This Thanksgiving hymn is one of my favorites. Here is the first verse:
Come, ye thankful people, come,
raise the song of harvest home;
all is safely gathered in,
ere the winter storms begin.
God our Maker doth provide
for our wants to be supplied;
come to God’s own temple, come,
raise the song of harvest home.
The hymn was written in 1844 by Rev. Henry Alford, an English churchman. As I understand the hymn, we are to give thanks for a good harvest. The hymn in our hymnal only has two of the four verses in the original text. The expanded text talks about our lives and our work as the harvest for God.
What does it mean to be a thankful people? Every religion that I have ever studied has a component of being grateful and offering thanksgiving within that religious tradition. Within Judaism gratitude is a central part of worship and in how one lives one’s life. The prophet Mohammad said, “Gratitude for the abundance you have received is the best insurance that the abundance will continue.” And gratitude is at the heart of Christianity. Buddhism lifts up the gratitude for what your parents have done to nurture you into adulthood.
What are the ways that we can show our gratitude to others? In searching the web, I discovered a site that discusses 50 ways to show gratitude.
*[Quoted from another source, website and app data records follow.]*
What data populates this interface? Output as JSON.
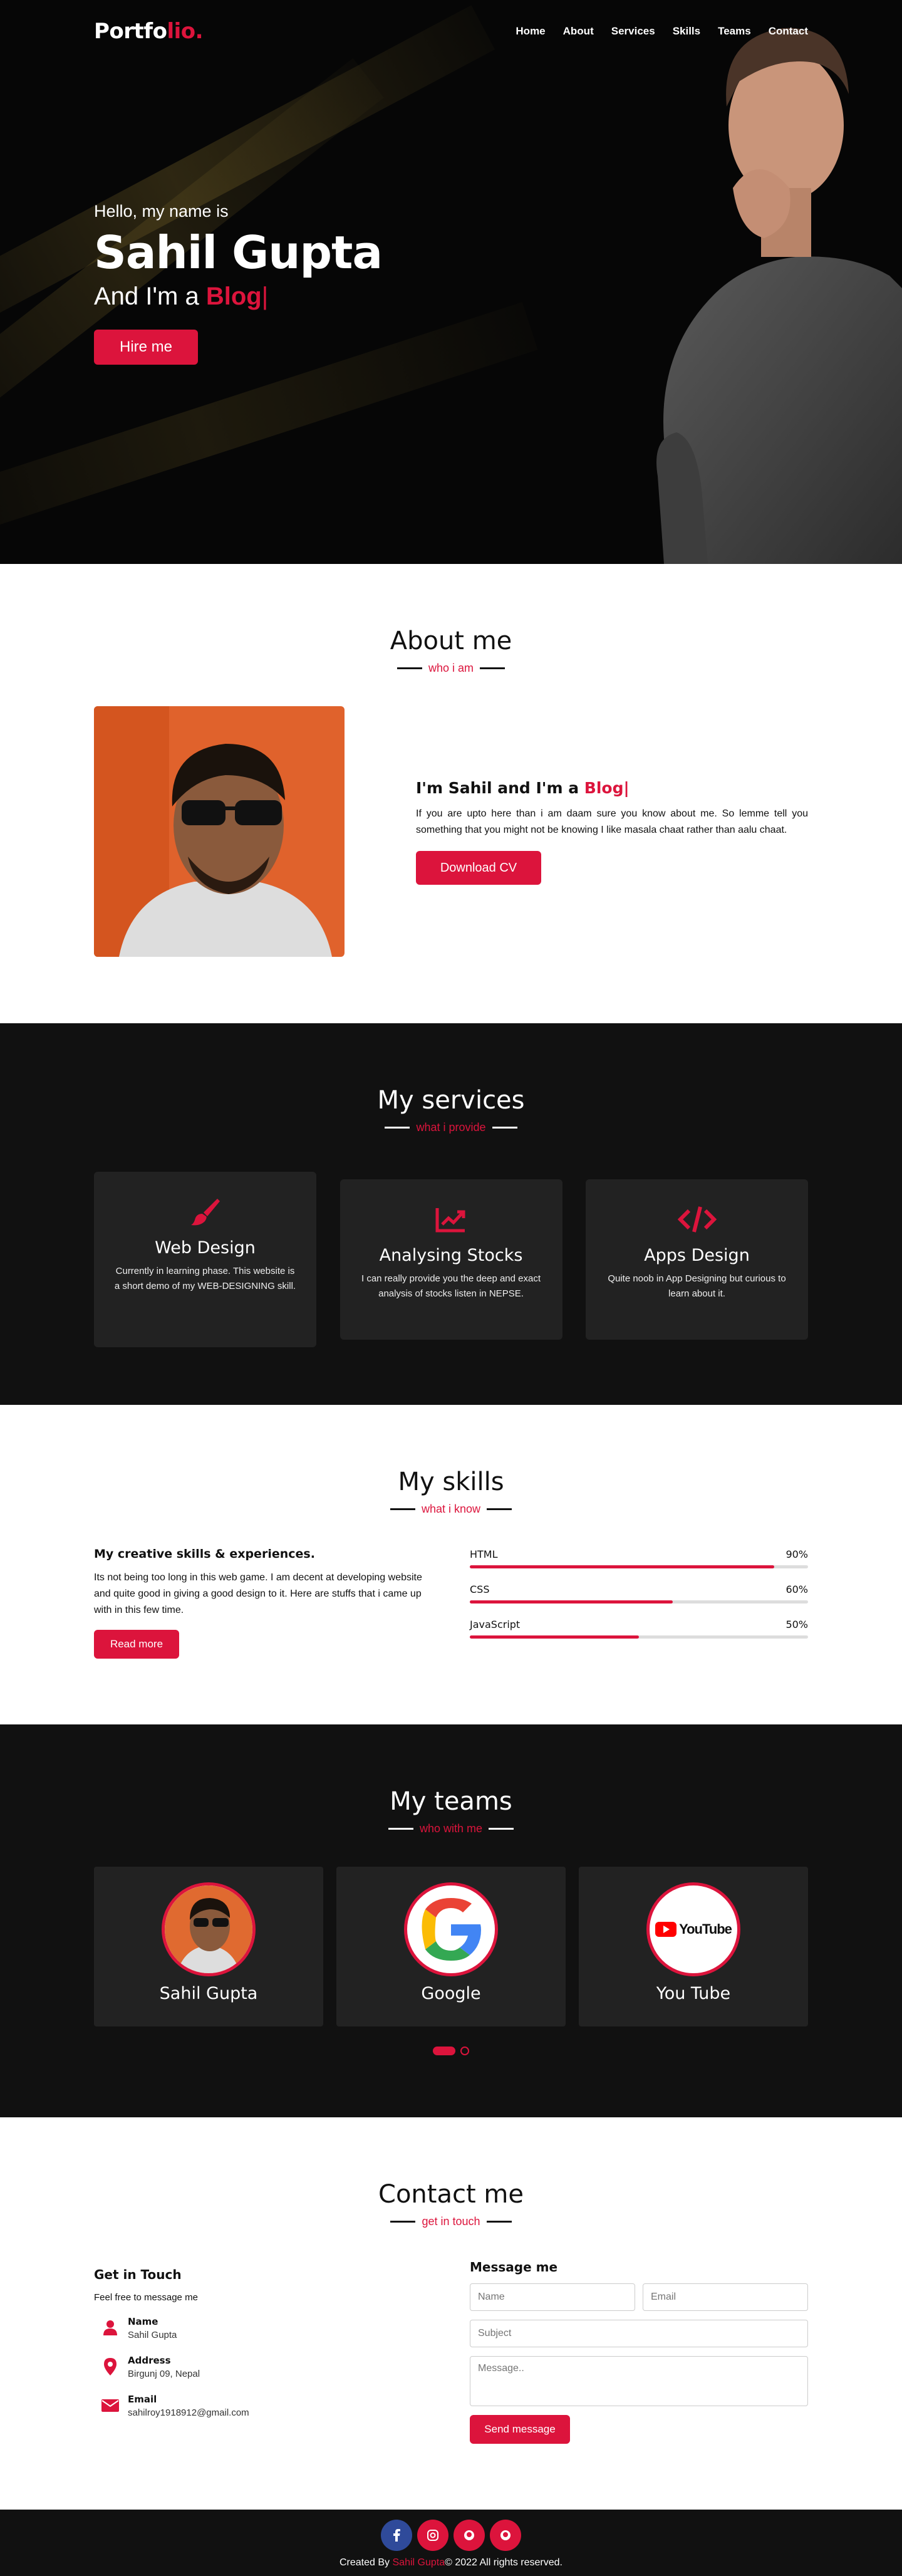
{
  "nav": {
    "logo_main": "Portfo",
    "logo_accent": "lio.",
    "links": [
      "Home",
      "About",
      "Services",
      "Skills",
      "Teams",
      "Contact"
    ]
  },
  "hero": {
    "greeting": "Hello, my name is",
    "name": "Sahil Gupta",
    "role_prefix": "And I'm a",
    "role_typed": "Blog",
    "caret": "|",
    "button": "Hire me"
  },
  "about": {
    "title": "About me",
    "subtitle": "who i am",
    "heading_prefix": "I'm Sahil and I'm a",
    "heading_typed": "Blog|",
    "paragraph": "If you are upto here than i am daam sure you know about me. So lemme tell you something that you might not be knowing I like masala chaat rather than aalu chaat.",
    "button": "Download CV"
  },
  "services": {
    "title": "My services",
    "subtitle": "what i provide",
    "cards": [
      {
        "icon": "paint-brush-icon",
        "title": "Web Design",
        "text": "Currently in learning phase. This website is a short demo of my WEB-DESIGNING skill."
      },
      {
        "icon": "chart-line-icon",
        "title": "Analysing Stocks",
        "text": "I can really provide you the deep and exact analysis of stocks listen in NEPSE."
      },
      {
        "icon": "code-icon",
        "title": "Apps Design",
        "text": "Quite noob in App Designing but curious to learn about it."
      }
    ]
  },
  "skills": {
    "title": "My skills",
    "subtitle": "what i know",
    "heading": "My creative skills & experiences.",
    "paragraph": "Its not being too long in this web game. I am decent at developing website and quite good in giving a good design to it. Here are stuffs that i came up with in this few time.",
    "button": "Read more",
    "bars": [
      {
        "name": "HTML",
        "percent": "90%",
        "value": 0.9
      },
      {
        "name": "CSS",
        "percent": "60%",
        "value": 0.6
      },
      {
        "name": "JavaScript",
        "percent": "50%",
        "value": 0.5
      }
    ]
  },
  "teams": {
    "title": "My teams",
    "subtitle": "who with me",
    "members": [
      {
        "name": "Sahil Gupta",
        "image": "person-avatar"
      },
      {
        "name": "Google",
        "image": "google-logo"
      },
      {
        "name": "You Tube",
        "image": "youtube-logo",
        "logo_text": "YouTube"
      }
    ]
  },
  "contact": {
    "title": "Contact me",
    "subtitle": "get in touch",
    "left_heading": "Get in Touch",
    "lead": "Feel free to message me",
    "items": [
      {
        "icon": "user-icon",
        "label": "Name",
        "value": "Sahil Gupta"
      },
      {
        "icon": "map-marker-icon",
        "label": "Address",
        "value": "Birgunj 09, Nepal"
      },
      {
        "icon": "envelope-icon",
        "label": "Email",
        "value": "sahilroy1918912@gmail.com"
      }
    ],
    "form_heading": "Message me",
    "placeholders": {
      "name": "Name",
      "email": "Email",
      "subject": "Subject",
      "message": "Message.."
    },
    "button": "Send message"
  },
  "footer": {
    "socials": [
      "facebook-icon",
      "instagram-icon",
      "github-icon",
      "github-icon"
    ],
    "copy_prefix": "Created By",
    "copy_name": "Sahil Gupta",
    "copy_suffix": "© 2022 All rights reserved."
  },
  "colors": {
    "accent": "#dc143c",
    "dark": "#111111",
    "card": "#222222"
  }
}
I like this quote from the site. “At the heart of it, Thanksgiving in particular calls us to see people with the deepest appreciation for the gifts they’ve given us. Some gifts are more immediately obvious than others—the type that come with praise, affection, and genuine esteem.”
Here are just the first ten ways from the site, http://tinybuddha.com/blog/50-ways-to-show-gratitude-for-the-people-in-your-life/:
1. Share a specific example of something they did for you and how it made a difference in your life.
2. Do something little but thoughtful for them—like clean up after Thanksgiving dinner!
3. Give a long, intimate hug; or if you know they don’t like hugs, stick out your hand for a handshake to cater to their preferences and make them smile.
4. Tell them you’re there if they have anything they want to talk about—and let them know they have your full attention.
5. Give them something of yours that you think they would enjoy, and let them know specifically why you want them to have it.
6. Invite them to do something you know they’ve always wanted to do.
7. Encourage them to try something you know they want to try, but haven’t yet because they’re scared.
8. Offer to do something you know they don’t enjoy doing, like organizing their closet or mowing their lawn.
9. Compliment them on a talent, skill, or strength that you admire.
10. Look them straight in the eyes and say, “You make the world a better place.”
As we enter into this fall time of giving thanks, I want to express my thanks to all of you who give of your time, talent, and treasure to lead our congregations, do the ministry that is before you, and keep our churches, societies, and fellowships growing and vital. May you be blessed with an abundant harvest and celebrate with others this season.